When [t:Orange Is the New Black|Orange Is the New Black]'s [http://www.lavernecox.com|Laverne Cox] walked out onto the Rackham stage, my immediate thought is that she is even more beautiful in person than on screen or in photos, and I don’t exactly understand how this is possible. She looks as though the sun is shining directly on her. I think maybe this is what actually mastering the art of highlighting looks like, but I’m also sure I could put on all the makeup in the world and I would still never look like that.

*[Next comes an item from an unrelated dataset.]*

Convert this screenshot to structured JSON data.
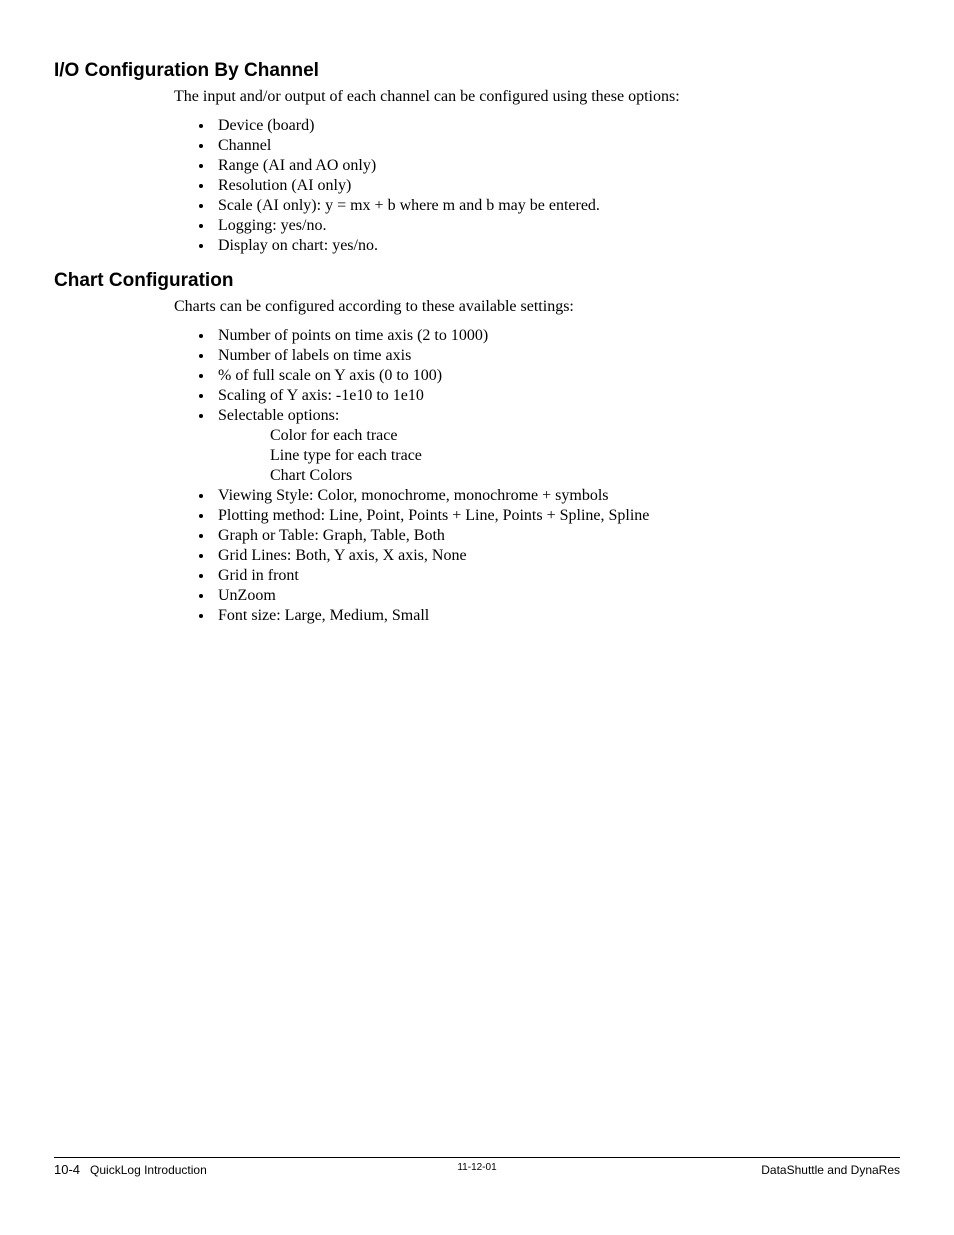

I’d like to say that as soon as she started speaking, all such frivolous thoughts left my head, but frankly, that would be a lie. I did settle in with the rest of the sold-out crowd that has come to see her as the keynote speaker on Nov. 15 for the 2017 CEW Spectrum of Advocacy & Activism Symposium put on by the [http://www.cew.umich.edu|Center for the Education of Women at the University of Michigan], and for the next hour and a half, listened to a great (if slightly scattered) talk that encompassed gender and race theory, her life story, and how the Ann Arbor community should respond should white supremacist Richard Spencer come to campus.

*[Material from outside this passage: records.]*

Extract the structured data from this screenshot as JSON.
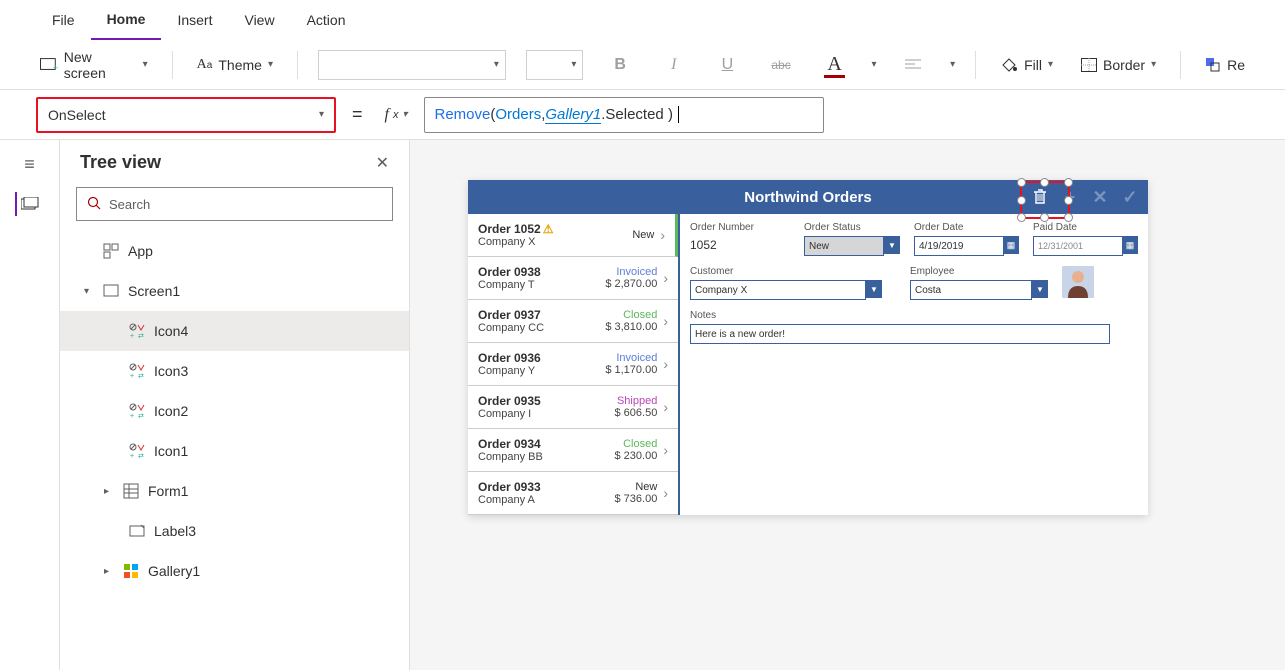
{
  "menubar": {
    "items": [
      "File",
      "Home",
      "Insert",
      "View",
      "Action"
    ],
    "active": "Home"
  },
  "ribbon": {
    "new_screen": "New screen",
    "theme": "Theme",
    "fill": "Fill",
    "border": "Border",
    "re": "Re"
  },
  "formula": {
    "property": "OnSelect",
    "parts": {
      "fn": "Remove",
      "open": "( ",
      "arg1": "Orders",
      "comma": ", ",
      "gal": "Gallery1",
      "sel": ".Selected )"
    }
  },
  "tree": {
    "title": "Tree view",
    "search_placeholder": "Search",
    "app": "App",
    "screen": "Screen1",
    "items": [
      {
        "label": "Icon4",
        "type": "icon",
        "sel": true
      },
      {
        "label": "Icon3",
        "type": "icon"
      },
      {
        "label": "Icon2",
        "type": "icon"
      },
      {
        "label": "Icon1",
        "type": "icon"
      },
      {
        "label": "Form1",
        "type": "form",
        "expandable": true
      },
      {
        "label": "Label3",
        "type": "label"
      },
      {
        "label": "Gallery1",
        "type": "gallery",
        "expandable": true
      }
    ]
  },
  "app": {
    "title": "Northwind Orders",
    "gallery": [
      {
        "order": "Order 1052",
        "warn": true,
        "company": "Company X",
        "status": "New",
        "status_cls": "st-new",
        "amount": "",
        "sel": true
      },
      {
        "order": "Order 0938",
        "company": "Company T",
        "status": "Invoiced",
        "status_cls": "st-invoiced",
        "amount": "$ 2,870.00"
      },
      {
        "order": "Order 0937",
        "company": "Company CC",
        "status": "Closed",
        "status_cls": "st-closed",
        "amount": "$ 3,810.00"
      },
      {
        "order": "Order 0936",
        "company": "Company Y",
        "status": "Invoiced",
        "status_cls": "st-invoiced",
        "amount": "$ 1,170.00"
      },
      {
        "order": "Order 0935",
        "company": "Company I",
        "status": "Shipped",
        "status_cls": "st-shipped",
        "amount": "$ 606.50"
      },
      {
        "order": "Order 0934",
        "company": "Company BB",
        "status": "Closed",
        "status_cls": "st-closed",
        "amount": "$ 230.00"
      },
      {
        "order": "Order 0933",
        "company": "Company A",
        "status": "New",
        "status_cls": "st-new",
        "amount": "$ 736.00"
      }
    ],
    "detail": {
      "labels": {
        "order_number": "Order Number",
        "order_status": "Order Status",
        "order_date": "Order Date",
        "paid_date": "Paid Date",
        "customer": "Customer",
        "employee": "Employee",
        "notes": "Notes"
      },
      "order_number": "1052",
      "order_status": "New",
      "order_date": "4/19/2019",
      "paid_date": "12/31/2001",
      "customer": "Company X",
      "employee": "Costa",
      "notes": "Here is a new order!"
    }
  }
}
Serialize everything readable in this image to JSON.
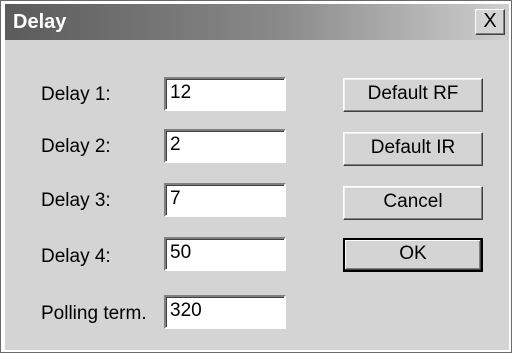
{
  "dialog": {
    "title": "Delay",
    "close_label": "X"
  },
  "fields": [
    {
      "label": "Delay 1:",
      "value": "12"
    },
    {
      "label": "Delay 2:",
      "value": "2"
    },
    {
      "label": "Delay 3:",
      "value": "7"
    },
    {
      "label": "Delay 4:",
      "value": "50"
    },
    {
      "label": "Polling term.",
      "value": "320"
    }
  ],
  "buttons": {
    "default_rf": "Default RF",
    "default_ir": "Default IR",
    "cancel": "Cancel",
    "ok": "OK"
  }
}
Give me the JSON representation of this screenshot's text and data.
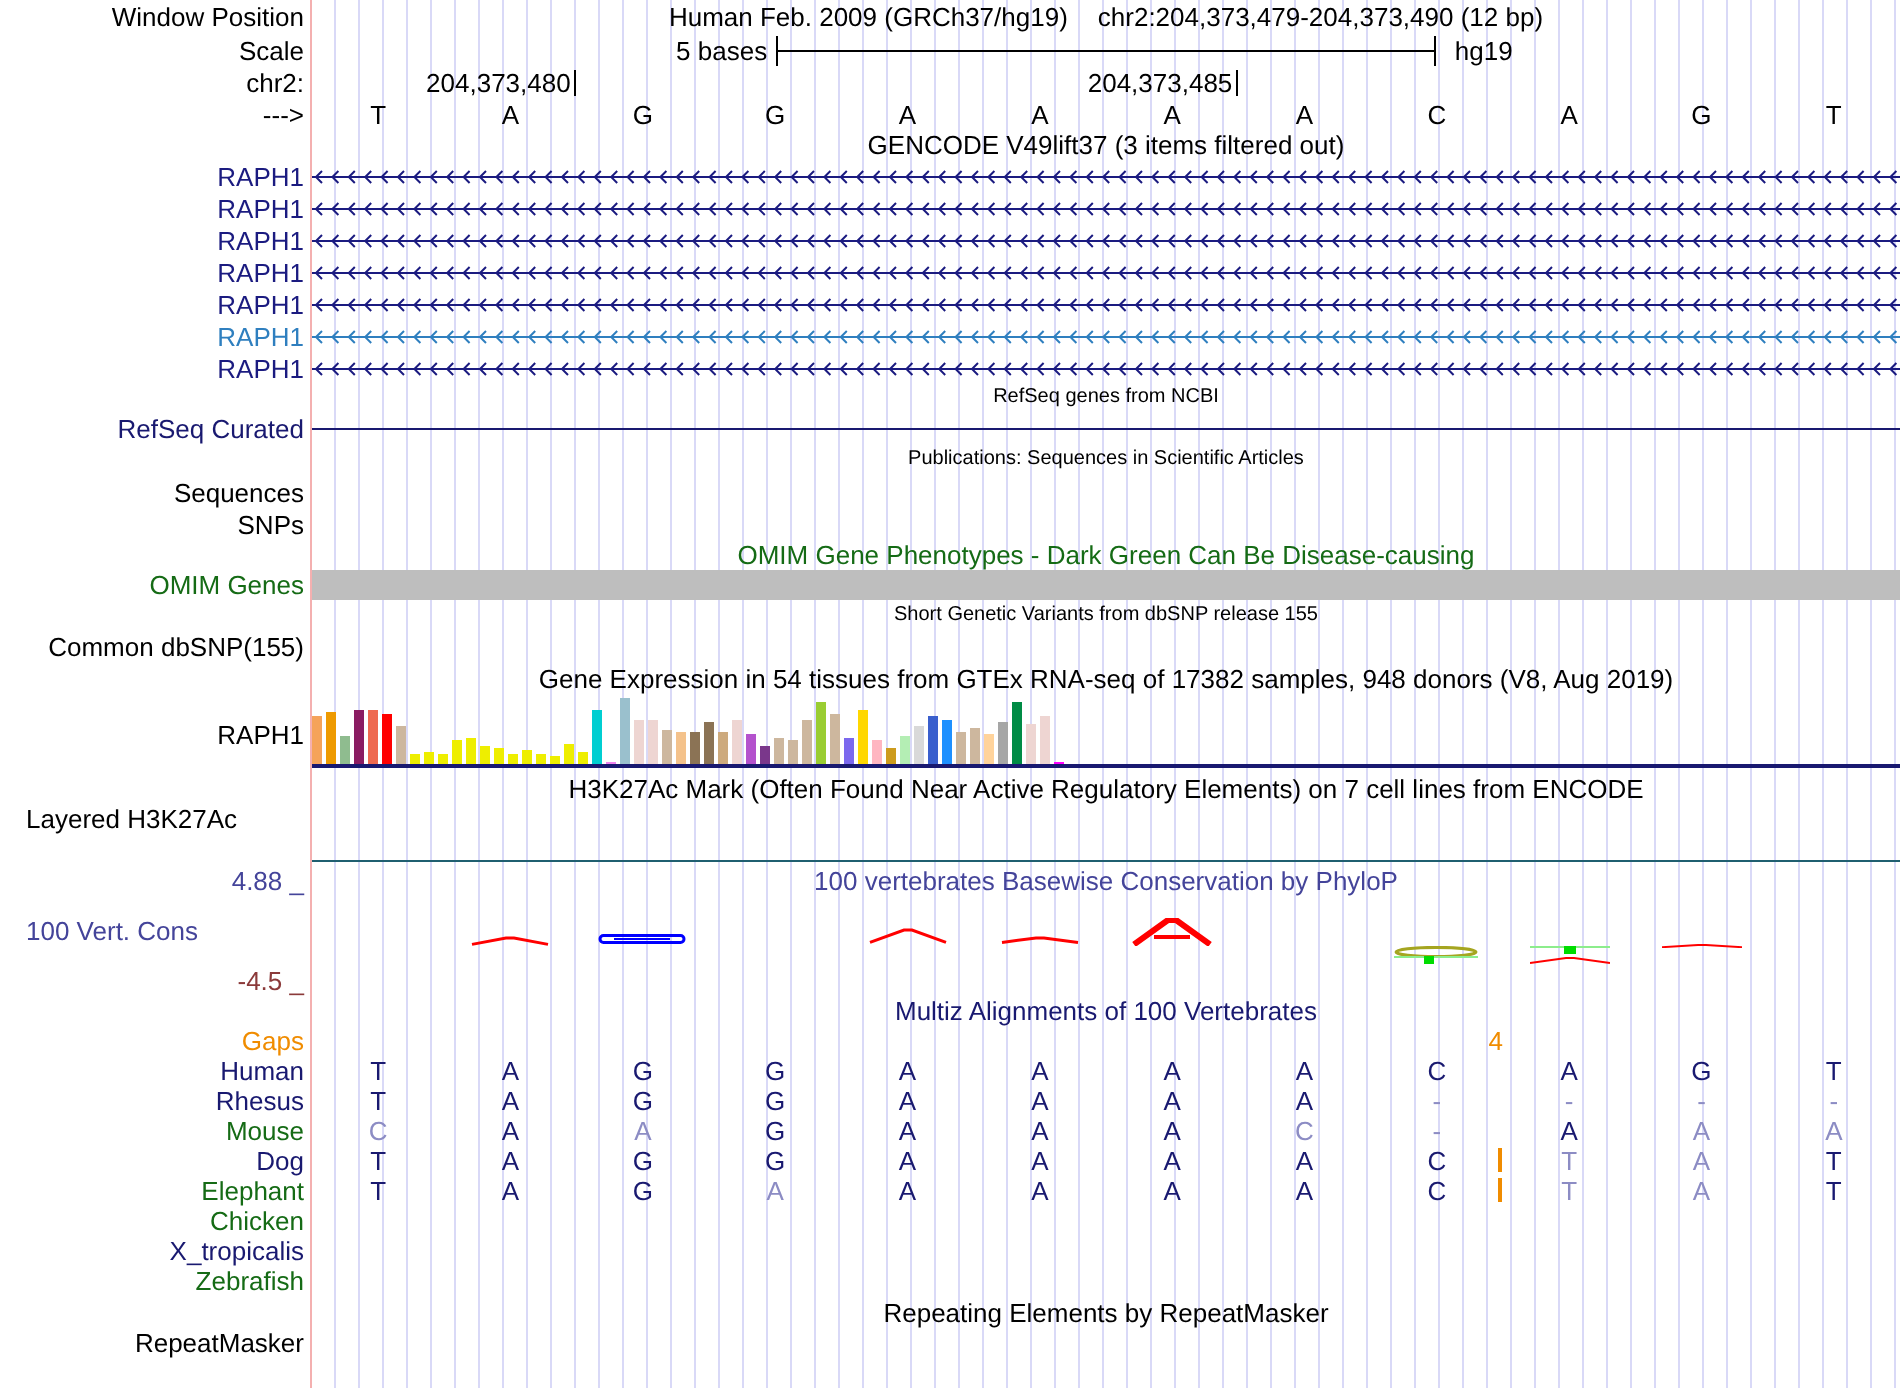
{
  "ruler": {
    "window_position": {
      "label": "Window Position",
      "assembly": "Human Feb. 2009 (GRCh37/hg19)",
      "range": "chr2:204,373,479-204,373,490 (12 bp)"
    },
    "scale": {
      "label": "Scale",
      "span": "5 bases",
      "assembly": "hg19"
    },
    "coordinates": {
      "label": "chr2:",
      "ticks": [
        "204,373,480",
        "204,373,485"
      ]
    },
    "sequence": {
      "label": "--->",
      "bases": [
        "T",
        "A",
        "G",
        "G",
        "A",
        "A",
        "A",
        "A",
        "C",
        "A",
        "G",
        "T"
      ]
    }
  },
  "tracks": [
    {
      "kind": "genes",
      "title": "GENCODE V49lift37 (3 items filtered out)",
      "items": [
        {
          "label": "RAPH1",
          "color": "#1b1b80"
        },
        {
          "label": "RAPH1",
          "color": "#1b1b80"
        },
        {
          "label": "RAPH1",
          "color": "#1b1b80"
        },
        {
          "label": "RAPH1",
          "color": "#1b1b80"
        },
        {
          "label": "RAPH1",
          "color": "#1b1b80"
        },
        {
          "label": "RAPH1",
          "color": "#2f7fbf"
        },
        {
          "label": "RAPH1",
          "color": "#1b1b80"
        }
      ]
    },
    {
      "kind": "refseq",
      "title": "RefSeq genes from NCBI",
      "label": "RefSeq Curated"
    },
    {
      "kind": "publications",
      "title": "Publications: Sequences in Scientific Articles",
      "labels": [
        "Sequences",
        "SNPs"
      ]
    },
    {
      "kind": "omim",
      "title": "OMIM Gene Phenotypes - Dark Green Can Be Disease-causing",
      "label": "OMIM Genes"
    },
    {
      "kind": "variants",
      "title": "Short Genetic Variants from dbSNP release 155",
      "label": "Common dbSNP(155)"
    },
    {
      "kind": "expression",
      "title": "Gene Expression in 54 tissues from GTEx RNA-seq of 17382 samples, 948 donors (V8, Aug 2019)",
      "label": "RAPH1"
    },
    {
      "kind": "chromatin",
      "title": "H3K27Ac Mark (Often Found Near Active Regulatory Elements) on 7 cell lines from ENCODE",
      "label": "Layered H3K27Ac"
    },
    {
      "kind": "conservation",
      "title": "100 vertebrates Basewise Conservation by PhyloP",
      "label": "100 Vert. Cons",
      "axis_max": "4.88 _",
      "axis_min": "-4.5 _"
    },
    {
      "kind": "alignment",
      "title": "Multiz Alignments of 100 Vertebrates",
      "gaps": {
        "label": "Gaps",
        "count": "4"
      },
      "species": [
        {
          "name": "Human",
          "color": "#191970",
          "bases": [
            {
              "base": "T",
              "match": true,
              "insertion_after": false
            },
            {
              "base": "A",
              "match": true,
              "insertion_after": false
            },
            {
              "base": "G",
              "match": true,
              "insertion_after": false
            },
            {
              "base": "G",
              "match": true,
              "insertion_after": false
            },
            {
              "base": "A",
              "match": true,
              "insertion_after": false
            },
            {
              "base": "A",
              "match": true,
              "insertion_after": false
            },
            {
              "base": "A",
              "match": true,
              "insertion_after": false
            },
            {
              "base": "A",
              "match": true,
              "insertion_after": false
            },
            {
              "base": "C",
              "match": true,
              "insertion_after": false
            },
            {
              "base": "A",
              "match": true,
              "insertion_after": false
            },
            {
              "base": "G",
              "match": true,
              "insertion_after": false
            },
            {
              "base": "T",
              "match": true,
              "insertion_after": false
            }
          ]
        },
        {
          "name": "Rhesus",
          "color": "#191970",
          "bases": [
            {
              "base": "T",
              "match": true,
              "insertion_after": false
            },
            {
              "base": "A",
              "match": true,
              "insertion_after": false
            },
            {
              "base": "G",
              "match": true,
              "insertion_after": false
            },
            {
              "base": "G",
              "match": true,
              "insertion_after": false
            },
            {
              "base": "A",
              "match": true,
              "insertion_after": false
            },
            {
              "base": "A",
              "match": true,
              "insertion_after": false
            },
            {
              "base": "A",
              "match": true,
              "insertion_after": false
            },
            {
              "base": "A",
              "match": true,
              "insertion_after": false
            },
            {
              "base": "-",
              "match": false,
              "insertion_after": false
            },
            {
              "base": "-",
              "match": false,
              "insertion_after": false
            },
            {
              "base": "-",
              "match": false,
              "insertion_after": false
            },
            {
              "base": "-",
              "match": false,
              "insertion_after": false
            }
          ]
        },
        {
          "name": "Mouse",
          "color": "#156b15",
          "bases": [
            {
              "base": "C",
              "match": false,
              "insertion_after": false
            },
            {
              "base": "A",
              "match": true,
              "insertion_after": false
            },
            {
              "base": "A",
              "match": false,
              "insertion_after": false
            },
            {
              "base": "G",
              "match": true,
              "insertion_after": false
            },
            {
              "base": "A",
              "match": true,
              "insertion_after": false
            },
            {
              "base": "A",
              "match": true,
              "insertion_after": false
            },
            {
              "base": "A",
              "match": true,
              "insertion_after": false
            },
            {
              "base": "C",
              "match": false,
              "insertion_after": false
            },
            {
              "base": "-",
              "match": false,
              "insertion_after": false
            },
            {
              "base": "A",
              "match": true,
              "insertion_after": false
            },
            {
              "base": "A",
              "match": false,
              "insertion_after": false
            },
            {
              "base": "A",
              "match": false,
              "insertion_after": false
            }
          ]
        },
        {
          "name": "Dog",
          "color": "#191970",
          "bases": [
            {
              "base": "T",
              "match": true,
              "insertion_after": false
            },
            {
              "base": "A",
              "match": true,
              "insertion_after": false
            },
            {
              "base": "G",
              "match": true,
              "insertion_after": false
            },
            {
              "base": "G",
              "match": true,
              "insertion_after": false
            },
            {
              "base": "A",
              "match": true,
              "insertion_after": false
            },
            {
              "base": "A",
              "match": true,
              "insertion_after": false
            },
            {
              "base": "A",
              "match": true,
              "insertion_after": false
            },
            {
              "base": "A",
              "match": true,
              "insertion_after": false
            },
            {
              "base": "C",
              "match": true,
              "insertion_after": true
            },
            {
              "base": "T",
              "match": false,
              "insertion_after": false
            },
            {
              "base": "A",
              "match": false,
              "insertion_after": false
            },
            {
              "base": "T",
              "match": true,
              "insertion_after": false
            }
          ]
        },
        {
          "name": "Elephant",
          "color": "#156b15",
          "bases": [
            {
              "base": "T",
              "match": true,
              "insertion_after": false
            },
            {
              "base": "A",
              "match": true,
              "insertion_after": false
            },
            {
              "base": "G",
              "match": true,
              "insertion_after": false
            },
            {
              "base": "A",
              "match": false,
              "insertion_after": false
            },
            {
              "base": "A",
              "match": true,
              "insertion_after": false
            },
            {
              "base": "A",
              "match": true,
              "insertion_after": false
            },
            {
              "base": "A",
              "match": true,
              "insertion_after": false
            },
            {
              "base": "A",
              "match": true,
              "insertion_after": false
            },
            {
              "base": "C",
              "match": true,
              "insertion_after": true
            },
            {
              "base": "T",
              "match": false,
              "insertion_after": false
            },
            {
              "base": "A",
              "match": false,
              "insertion_after": false
            },
            {
              "base": "T",
              "match": true,
              "insertion_after": false
            }
          ]
        },
        {
          "name": "Chicken",
          "color": "#156b15"
        },
        {
          "name": "X_tropicalis",
          "color": "#191970"
        },
        {
          "name": "Zebrafish",
          "color": "#156b15"
        }
      ]
    },
    {
      "kind": "repeats",
      "title": "Repeating Elements by RepeatMasker",
      "label": "RepeatMasker"
    }
  ]
}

[http://www.aadl.org/catalog/search/title/casablanca?search_format=u%7Cg…] is 75 years old.
I was invited to see the film at Saline's extra fancy [http://www.emagine-entertainment.com/locations/saline|Emagine] movie theater, with its leather recliners and cafeteria-style concessions. Casablanca is a beloved favorite of the person who invited me, and despite watching it numerous times, he was looking forward to seeing the film on the big screen.

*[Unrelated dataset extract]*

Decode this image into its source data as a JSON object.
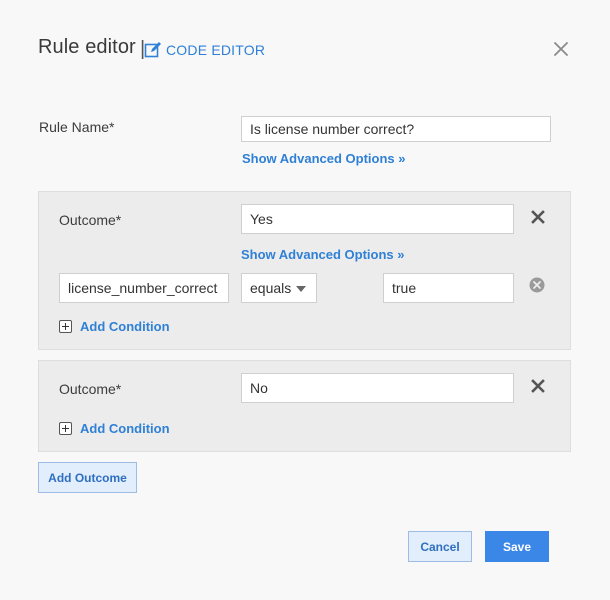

I, on the other hand, was embarrassed by my reaction to his invitation. A normal person, a person with better manners would have answered the invitation with a polite "yes" or a polite "no." Instead, I said, “I bet I could write about it from the perspective of a first-time viewer.”
Adam and Zach Khalil’s [http://www.inaatese.com|INAATE/SE] is not a film to view if you’re looking for escapism. INAATE/SE is about the Ojibway community in Sault Ste. Marie and the movie bends and flexes filmmaking conventions and linear storytelling in order to tell about this tribe’s past and present as well as ask questions about its future. This film will make you think about our relationship to time and history, about the stories we tell, and the stories that are silenced.
On Wednesday, Oct. 11, Ypsilanti Experimental Space (YES) screened followed INAATE/SE, followed by a Q&A with Adam Khalil. The day before, Khalil was generous enough to meet me at Henry Ford Museum and spend a portion of his afternoon talking with me about his film and his process, opening himself up to an organic and wide-ranging conversation centered in this work. He allowed us to think together for a moment. We talked about survival, representation, what it meant for him and his brother to create this work and how, in some ways, both the past and the future live within us in the present.
This conversation has been edited for brevity and clarity.